Grade Levels: 3-5, 6-8, K-3

In the BrainPOP ELL movie, There are Monsters! (L1U3L3), Ben and Moby see many things in the park through their telescope, including a few surprises! Using the phrases there is and there are Ben describes what he sees to Moby. In this lesson plan, adaptable for grades K-8, students practice using the phrases there is and there are in the affirmative, negative, and question forms.

Lesson Plan Common Core State Standards Alignments

Students will:

  1. Describe the movie using sentences with there is and there are.
  2. Compare and contrast two images, identifying the differences to a partner.
  3. Describe their rooms to a partner using there is and there are in sentences.


there is, there are, many


Lesson Procedure:

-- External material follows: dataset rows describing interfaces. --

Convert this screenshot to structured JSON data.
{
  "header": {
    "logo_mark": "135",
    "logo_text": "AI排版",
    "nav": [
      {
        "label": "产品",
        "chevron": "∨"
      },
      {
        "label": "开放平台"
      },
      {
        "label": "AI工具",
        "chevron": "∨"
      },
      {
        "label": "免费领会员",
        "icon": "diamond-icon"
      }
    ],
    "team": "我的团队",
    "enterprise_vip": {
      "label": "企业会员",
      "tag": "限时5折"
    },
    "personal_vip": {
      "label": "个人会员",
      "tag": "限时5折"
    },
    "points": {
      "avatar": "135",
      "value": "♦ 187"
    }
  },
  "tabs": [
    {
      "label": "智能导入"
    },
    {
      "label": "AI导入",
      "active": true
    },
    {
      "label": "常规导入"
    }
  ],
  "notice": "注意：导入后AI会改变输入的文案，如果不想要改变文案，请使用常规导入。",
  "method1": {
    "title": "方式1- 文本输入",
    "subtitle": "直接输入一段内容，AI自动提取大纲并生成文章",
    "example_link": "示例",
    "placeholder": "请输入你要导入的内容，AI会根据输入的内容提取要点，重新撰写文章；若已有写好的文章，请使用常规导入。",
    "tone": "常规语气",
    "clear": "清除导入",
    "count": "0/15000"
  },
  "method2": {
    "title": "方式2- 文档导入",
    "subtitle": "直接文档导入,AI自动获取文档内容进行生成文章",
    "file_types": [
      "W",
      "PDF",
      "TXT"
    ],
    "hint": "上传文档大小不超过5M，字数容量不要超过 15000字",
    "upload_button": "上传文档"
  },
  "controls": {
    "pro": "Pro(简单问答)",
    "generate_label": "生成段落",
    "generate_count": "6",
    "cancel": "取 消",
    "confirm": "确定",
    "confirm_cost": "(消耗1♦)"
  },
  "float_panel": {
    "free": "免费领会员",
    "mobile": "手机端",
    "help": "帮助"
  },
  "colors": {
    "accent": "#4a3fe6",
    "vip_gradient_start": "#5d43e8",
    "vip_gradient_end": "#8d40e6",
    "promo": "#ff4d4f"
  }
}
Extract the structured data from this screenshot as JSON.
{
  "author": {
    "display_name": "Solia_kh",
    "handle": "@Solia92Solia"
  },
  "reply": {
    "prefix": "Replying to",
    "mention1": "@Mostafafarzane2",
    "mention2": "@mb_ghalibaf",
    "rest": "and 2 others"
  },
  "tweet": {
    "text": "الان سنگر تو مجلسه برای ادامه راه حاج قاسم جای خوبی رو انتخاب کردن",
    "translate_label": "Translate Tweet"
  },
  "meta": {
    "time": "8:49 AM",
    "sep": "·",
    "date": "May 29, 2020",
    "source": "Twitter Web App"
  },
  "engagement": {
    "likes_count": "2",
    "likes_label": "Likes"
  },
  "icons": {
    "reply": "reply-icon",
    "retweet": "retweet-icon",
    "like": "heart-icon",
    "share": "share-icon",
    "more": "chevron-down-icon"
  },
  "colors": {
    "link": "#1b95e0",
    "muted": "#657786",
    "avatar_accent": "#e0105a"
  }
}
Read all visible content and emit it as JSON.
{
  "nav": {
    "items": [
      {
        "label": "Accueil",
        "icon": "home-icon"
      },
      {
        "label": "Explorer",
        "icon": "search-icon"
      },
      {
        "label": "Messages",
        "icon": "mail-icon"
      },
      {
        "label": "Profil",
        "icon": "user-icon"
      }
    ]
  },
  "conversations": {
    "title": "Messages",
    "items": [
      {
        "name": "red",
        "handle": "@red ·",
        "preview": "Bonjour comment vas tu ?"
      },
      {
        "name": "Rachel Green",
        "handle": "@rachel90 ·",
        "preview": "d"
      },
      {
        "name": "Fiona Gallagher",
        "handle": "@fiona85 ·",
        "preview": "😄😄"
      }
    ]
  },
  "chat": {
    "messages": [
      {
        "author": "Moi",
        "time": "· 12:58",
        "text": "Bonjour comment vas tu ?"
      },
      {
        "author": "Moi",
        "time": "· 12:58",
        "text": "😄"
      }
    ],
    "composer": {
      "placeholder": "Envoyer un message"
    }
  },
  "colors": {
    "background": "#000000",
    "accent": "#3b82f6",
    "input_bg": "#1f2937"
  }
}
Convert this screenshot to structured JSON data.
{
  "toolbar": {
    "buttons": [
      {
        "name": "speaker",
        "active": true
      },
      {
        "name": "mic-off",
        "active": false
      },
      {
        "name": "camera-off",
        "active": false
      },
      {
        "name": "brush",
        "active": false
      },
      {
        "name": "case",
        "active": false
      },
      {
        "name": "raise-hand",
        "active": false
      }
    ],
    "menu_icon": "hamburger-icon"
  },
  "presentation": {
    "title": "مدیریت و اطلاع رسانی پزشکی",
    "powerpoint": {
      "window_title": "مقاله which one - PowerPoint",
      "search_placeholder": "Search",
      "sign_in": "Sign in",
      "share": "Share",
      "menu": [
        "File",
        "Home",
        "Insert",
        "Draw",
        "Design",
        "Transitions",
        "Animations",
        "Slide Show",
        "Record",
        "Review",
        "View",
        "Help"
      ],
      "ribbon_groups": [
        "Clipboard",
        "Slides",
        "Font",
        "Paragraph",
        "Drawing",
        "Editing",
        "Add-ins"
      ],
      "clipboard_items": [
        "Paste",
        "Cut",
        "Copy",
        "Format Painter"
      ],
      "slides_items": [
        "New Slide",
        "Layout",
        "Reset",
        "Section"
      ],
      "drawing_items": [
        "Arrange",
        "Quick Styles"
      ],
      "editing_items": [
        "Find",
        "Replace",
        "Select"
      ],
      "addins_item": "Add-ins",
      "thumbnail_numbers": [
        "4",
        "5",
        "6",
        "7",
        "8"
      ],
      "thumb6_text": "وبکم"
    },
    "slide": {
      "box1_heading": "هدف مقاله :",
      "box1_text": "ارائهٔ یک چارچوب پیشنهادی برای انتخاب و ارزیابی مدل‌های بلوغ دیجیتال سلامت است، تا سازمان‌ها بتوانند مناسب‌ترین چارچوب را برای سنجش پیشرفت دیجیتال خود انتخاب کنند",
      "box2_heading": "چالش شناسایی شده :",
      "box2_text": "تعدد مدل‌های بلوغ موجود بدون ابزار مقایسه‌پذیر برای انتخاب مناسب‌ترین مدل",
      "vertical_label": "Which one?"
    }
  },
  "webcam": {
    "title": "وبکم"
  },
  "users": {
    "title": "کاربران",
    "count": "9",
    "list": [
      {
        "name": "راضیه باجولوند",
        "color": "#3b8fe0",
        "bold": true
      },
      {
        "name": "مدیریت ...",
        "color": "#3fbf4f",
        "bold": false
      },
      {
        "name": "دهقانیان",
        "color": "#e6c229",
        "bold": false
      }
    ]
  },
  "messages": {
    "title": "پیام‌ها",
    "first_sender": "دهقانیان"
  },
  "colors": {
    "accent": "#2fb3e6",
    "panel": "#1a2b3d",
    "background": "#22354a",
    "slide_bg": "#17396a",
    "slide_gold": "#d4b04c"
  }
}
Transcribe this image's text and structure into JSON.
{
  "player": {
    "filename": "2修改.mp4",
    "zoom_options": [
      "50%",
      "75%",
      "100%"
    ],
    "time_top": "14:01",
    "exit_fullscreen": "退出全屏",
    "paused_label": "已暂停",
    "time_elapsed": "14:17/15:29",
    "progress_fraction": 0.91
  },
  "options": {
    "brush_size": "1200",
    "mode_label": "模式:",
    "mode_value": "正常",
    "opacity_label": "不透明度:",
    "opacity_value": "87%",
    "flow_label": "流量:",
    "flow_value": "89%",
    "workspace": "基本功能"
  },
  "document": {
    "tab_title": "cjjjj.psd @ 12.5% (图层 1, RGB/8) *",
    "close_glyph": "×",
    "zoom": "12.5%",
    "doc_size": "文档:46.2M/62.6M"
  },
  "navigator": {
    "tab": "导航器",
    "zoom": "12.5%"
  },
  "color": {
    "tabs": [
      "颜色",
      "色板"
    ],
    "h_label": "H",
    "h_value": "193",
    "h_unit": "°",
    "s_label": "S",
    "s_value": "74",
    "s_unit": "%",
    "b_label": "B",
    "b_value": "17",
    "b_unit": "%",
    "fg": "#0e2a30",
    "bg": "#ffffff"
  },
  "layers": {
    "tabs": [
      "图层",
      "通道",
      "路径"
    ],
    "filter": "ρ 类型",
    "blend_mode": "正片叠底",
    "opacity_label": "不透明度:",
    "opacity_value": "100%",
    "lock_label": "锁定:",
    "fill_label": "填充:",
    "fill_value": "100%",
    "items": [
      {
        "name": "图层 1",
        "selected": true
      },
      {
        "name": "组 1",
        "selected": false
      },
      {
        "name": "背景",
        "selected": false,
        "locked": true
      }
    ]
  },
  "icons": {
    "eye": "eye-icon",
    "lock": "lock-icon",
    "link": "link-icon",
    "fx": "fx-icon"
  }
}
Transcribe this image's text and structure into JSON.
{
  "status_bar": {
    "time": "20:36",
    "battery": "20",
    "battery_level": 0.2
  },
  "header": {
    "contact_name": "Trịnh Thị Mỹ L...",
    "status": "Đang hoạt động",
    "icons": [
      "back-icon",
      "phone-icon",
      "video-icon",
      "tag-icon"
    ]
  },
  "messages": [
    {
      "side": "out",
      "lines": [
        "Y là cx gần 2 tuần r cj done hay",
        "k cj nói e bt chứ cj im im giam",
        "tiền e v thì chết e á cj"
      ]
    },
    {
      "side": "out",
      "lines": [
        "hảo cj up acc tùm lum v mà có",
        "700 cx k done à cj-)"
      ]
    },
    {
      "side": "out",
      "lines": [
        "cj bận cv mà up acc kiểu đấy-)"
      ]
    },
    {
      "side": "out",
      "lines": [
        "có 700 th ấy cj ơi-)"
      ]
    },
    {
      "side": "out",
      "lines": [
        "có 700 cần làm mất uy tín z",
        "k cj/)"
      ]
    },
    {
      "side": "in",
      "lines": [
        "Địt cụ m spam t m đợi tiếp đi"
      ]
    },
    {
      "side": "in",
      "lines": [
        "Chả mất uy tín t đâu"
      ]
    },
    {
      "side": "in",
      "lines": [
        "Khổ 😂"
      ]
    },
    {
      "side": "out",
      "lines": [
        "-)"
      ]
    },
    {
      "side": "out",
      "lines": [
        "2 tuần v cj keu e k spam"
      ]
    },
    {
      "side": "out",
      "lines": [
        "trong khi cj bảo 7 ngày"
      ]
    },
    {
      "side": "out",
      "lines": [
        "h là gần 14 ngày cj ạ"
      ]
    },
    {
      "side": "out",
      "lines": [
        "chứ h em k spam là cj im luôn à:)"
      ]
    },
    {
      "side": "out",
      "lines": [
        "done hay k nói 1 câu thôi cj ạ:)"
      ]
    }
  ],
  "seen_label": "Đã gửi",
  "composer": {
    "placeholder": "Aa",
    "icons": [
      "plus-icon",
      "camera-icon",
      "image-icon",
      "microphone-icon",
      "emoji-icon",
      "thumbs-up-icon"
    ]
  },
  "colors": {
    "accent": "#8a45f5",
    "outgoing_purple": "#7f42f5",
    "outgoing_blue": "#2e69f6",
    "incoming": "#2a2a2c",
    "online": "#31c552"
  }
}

  1. Describe the Scene. On a second viewing of the movie There are Monsters! (L1U3L3), pause the movie periodically and ask students to say sentences about what they see, using there is and there are. Have partners think of sentences together, generating a list as you continue through the movie. Then ask the partners to share their sentences with the class. Keep a list on the board of singular and plural sentences.
  2. Find the Differences. Distribute At the Park Image and the At the Park Action Image: Find the Differences to pairs of students. One student is given one image and the other the second image, and they are not to show each other their images. Partners ask each other questions to identify differences between their two images. Make sure that they frame their questions and answers using there is and there are. For example: Are there three apples under the table? For additional support, put a word bank on the board with question and answer prompts and any additional vocabulary they may need.
  3. My Room. Do an imagery exercise with the class as a Think-Aloud. Model describing your room at home for the class. For example: “I am imagining my room. There is a table in my room. There are seven books on the table. There is a window. There are no pictures on the walls. There is a white cat on my bed.” Now ask partners to describe their rooms to each other. Differentiate the activity as appropriate. Options include: 1) Partners relate simple sentences to each other; 2) One student describes his room while his partner draws it on a blank page; 3) Each student draws a simple picture of his or her room, describes it for his or her partner to draw, then they exchange and compare the two drawings; or 4) Give the students time to write a simple paragraph about their rooms and then exchange papers for a partner to draw according to the written description.